Dataset rows for apps and sites:
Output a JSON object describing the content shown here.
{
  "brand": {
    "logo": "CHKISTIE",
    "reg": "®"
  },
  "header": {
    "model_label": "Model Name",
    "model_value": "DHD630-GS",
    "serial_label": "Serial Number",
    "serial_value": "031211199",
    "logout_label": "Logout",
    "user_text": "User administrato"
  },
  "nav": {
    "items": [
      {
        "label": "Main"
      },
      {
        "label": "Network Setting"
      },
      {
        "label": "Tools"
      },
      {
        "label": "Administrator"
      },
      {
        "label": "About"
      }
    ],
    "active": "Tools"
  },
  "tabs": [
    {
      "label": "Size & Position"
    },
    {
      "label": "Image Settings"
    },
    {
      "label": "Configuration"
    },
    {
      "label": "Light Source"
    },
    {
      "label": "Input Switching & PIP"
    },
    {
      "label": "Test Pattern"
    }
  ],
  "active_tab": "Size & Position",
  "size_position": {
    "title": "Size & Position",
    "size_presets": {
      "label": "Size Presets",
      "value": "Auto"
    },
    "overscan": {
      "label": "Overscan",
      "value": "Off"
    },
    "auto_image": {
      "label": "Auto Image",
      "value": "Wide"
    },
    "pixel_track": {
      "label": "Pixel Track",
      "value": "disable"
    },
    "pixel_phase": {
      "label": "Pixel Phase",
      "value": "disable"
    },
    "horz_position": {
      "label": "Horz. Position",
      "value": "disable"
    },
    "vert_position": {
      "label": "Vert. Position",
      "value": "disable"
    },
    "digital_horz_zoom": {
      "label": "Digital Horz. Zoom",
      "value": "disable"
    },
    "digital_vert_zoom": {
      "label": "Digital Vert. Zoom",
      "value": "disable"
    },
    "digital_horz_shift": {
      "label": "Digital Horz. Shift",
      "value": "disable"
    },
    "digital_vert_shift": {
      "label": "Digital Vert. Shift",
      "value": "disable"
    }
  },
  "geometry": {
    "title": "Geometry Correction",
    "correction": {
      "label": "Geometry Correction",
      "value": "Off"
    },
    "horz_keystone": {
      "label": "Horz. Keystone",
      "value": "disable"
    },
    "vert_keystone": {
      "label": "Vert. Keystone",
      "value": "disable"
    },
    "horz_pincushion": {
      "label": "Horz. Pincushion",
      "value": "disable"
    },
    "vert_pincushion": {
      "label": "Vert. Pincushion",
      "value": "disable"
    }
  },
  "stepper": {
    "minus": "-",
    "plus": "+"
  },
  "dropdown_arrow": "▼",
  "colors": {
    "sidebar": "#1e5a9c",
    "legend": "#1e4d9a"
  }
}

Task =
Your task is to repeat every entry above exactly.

Result of this task =
Output a JSON object describing the content shown here.
{
  "brand": {
    "logo": "CHKISTIE",
    "reg": "®"
  },
  "header": {
    "model_label": "Model Name",
    "model_value": "DHD630-GS",
    "serial_label": "Serial Number",
    "serial_value": "031211199",
    "logout_label": "Logout",
    "user_text": "User administrato"
  },
  "nav": {
    "items": [
      {
        "label": "Main"
      },
      {
        "label": "Network Setting"
      },
      {
        "label": "Tools"
      },
      {
        "label": "Administrator"
      },
      {
        "label": "About"
      }
    ],
    "active": "Tools"
  },
  "tabs": [
    {
      "label": "Size & Position"
    },
    {
      "label": "Image Settings"
    },
    {
      "label": "Configuration"
    },
    {
      "label": "Light Source"
    },
    {
      "label": "Input Switching & PIP"
    },
    {
      "label": "Test Pattern"
    }
  ],
  "active_tab": "Size & Position",
  "size_position": {
    "title": "Size & Position",
    "size_presets": {
      "label": "Size Presets",
      "value": "Auto"
    },
    "overscan": {
      "label": "Overscan",
      "value": "Off"
    },
    "auto_image": {
      "label": "Auto Image",
      "value": "Wide"
    },
    "pixel_track": {
      "label": "Pixel Track",
      "value": "disable"
    },
    "pixel_phase": {
      "label": "Pixel Phase",
      "value": "disable"
    },
    "horz_position": {
      "label": "Horz. Position",
      "value": "disable"
    },
    "vert_position": {
      "label": "Vert. Position",
      "value": "disable"
    },
    "digital_horz_zoom": {
      "label": "Digital Horz. Zoom",
      "value": "disable"
    },
    "digital_vert_zoom": {
      "label": "Digital Vert. Zoom",
      "value": "disable"
    },
    "digital_horz_shift": {
      "label": "Digital Horz. Shift",
      "value": "disable"
    },
    "digital_vert_shift": {
      "label": "Digital Vert. Shift",
      "value": "disable"
    }
  },
  "geometry": {
    "title": "Geometry Correction",
    "correction": {
      "label": "Geometry Correction",
      "value": "Off"
    },
    "horz_keystone": {
      "label": "Horz. Keystone",
      "value": "disable"
    },
    "vert_keystone": {
      "label": "Vert. Keystone",
      "value": "disable"
    },
    "horz_pincushion": {
      "label": "Horz. Pincushion",
      "value": "disable"
    },
    "vert_pincushion": {
      "label": "Vert. Pincushion",
      "value": "disable"
    }
  },
  "stepper": {
    "minus": "-",
    "plus": "+"
  },
  "dropdown_arrow": "▼",
  "colors": {
    "sidebar": "#1e5a9c",
    "legend": "#1e4d9a"
  }
}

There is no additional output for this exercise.